Although you’ll find Dalton Maag’s typefaces in Adobe Typekit and other platforms, the foundry has its own online library where you can not only purchase and download a typeface, but also have a free trial. Individual fonts within one typeface usually cost around £16, with the entire family costing close to or over £100.
Colophon is an international type foundry in Los Angeles and London. It distributes typefaces for analog and digital media. Alongside its own designs, the foundry hosts original typefaces drawn by practitioners from different disciplines, meaning the library offers graphic designers a range of choices.
It also offers commissions for custom fonts, font families and logotypes, as well as bespoke versions of its existing typefaces, including language extensions.
Type design studio and independent digital font foundry TypeTrust has been around for four years under Silas Dilworth. Previously it was a font distribution partnership with type designer Neil Summerour.
Silas graduated from The School of the Art Institute of Chicago, and has lived in LA since 2008. He’s produced custom type designs and digital fonts for brands like Converse, Saatchi LA, Universal Channel and more.
As well as offering a select range of fonts and webfonts, TypeTrust also offers custom type design, font repair and branding and identity consultation.
This type foundry is set up in the London based design studio A2/SW/HK. Since 2010, a selection of 15 fonts have been created for print, screen and environment.
Home of the digital restoration of the typeface Gerstner Programm by Karl Gerstner with approval by the man himself in 2008, you’ll find lots of hidden gems at Lineto.
All Lineto fonts are sold through its website only, not through any resellers, so you know when you purchase one of its typefaces, it will be unique.
Independent type foundry from Portugal Ndiscover is made up of two type designers who started working together two years ago.
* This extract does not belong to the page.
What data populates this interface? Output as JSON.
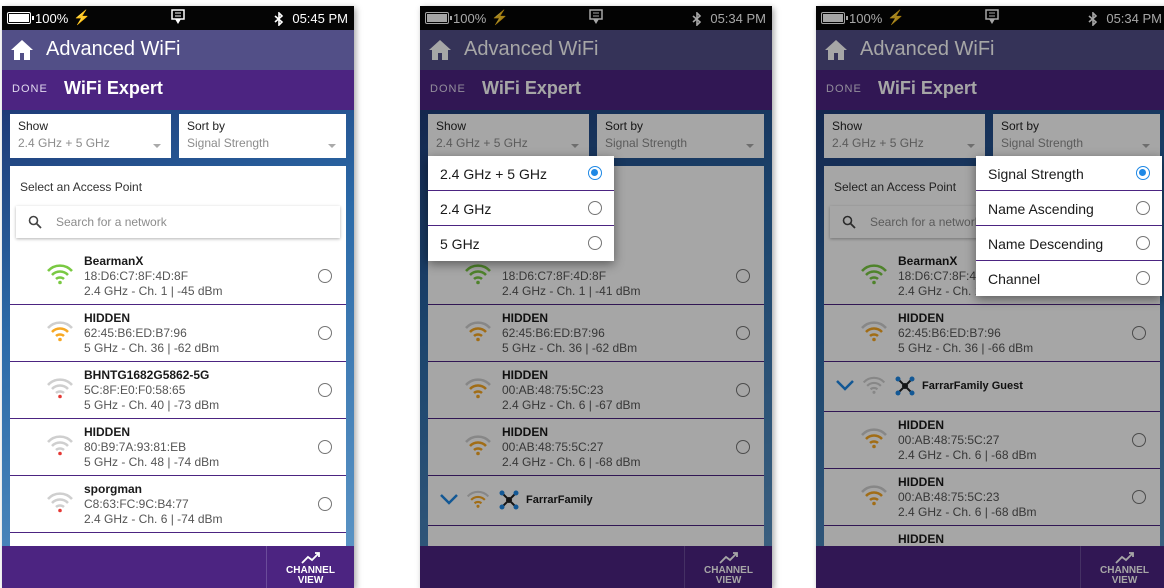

Their first two typefaces are Bruta and Artigo, both cover Latin, Cyrillic and Greek.
Since then, the pair have designed a few more quality typefaces, but the selection is pretty limited at the moment.
Free Font Libraries
The Pangram Pangram Foundry was founded by designer Mathieu Desjardinsalmost 3 years ago.
Compared to its peers, it gives free access to its wonderful-looking fonts to everyone for personal use. Licenses are available to purchase for commercial projects. The idea is to allow those who use fonts the most (mostly designers) to play and work with them in their entirety and at the time of a commercial project, let their client/employer purchase the commercial license.
Google Fonts is a very helpful go-to library for free and open sourced typefaces. With a simple interface and a range of fonts in over 135 languages by individual type designers and foundries, it’s a source that should rarely let you down.
And as well as that, Google Fonts offers information about the designers and their processes, as well as analytics on usage and demographics.
There’s also a helpful filtering system, making the time spent trawling through different designs all the more customised.
Wild Type is made up of two designers that wanted to personally contribute to the design community – and they’ve definitely done that. One half of Wild Type, Krisjanis Mezulis, often lets us know about their range of lovely free fonts – everything from brush lettering to futuristic.
We asked Krisjanis to give us his tips on creating brush lettering along with other artists – you can check out their tips here.
Most of these we’ve included in our free fonts feature, but it’s definitely worth checking them all out at Wild Type. They also have a range of priced fonts too.
Not the best place to find high quality typefaces, but nonetheless free. We can’t have a list of free typeface libraries without it though. With headlines like ‘Techno’ and ‘Foreign Look’, it’s a bit hit and miss, but it’s got those basic Sans Serif typefaces you can’t go wrong with.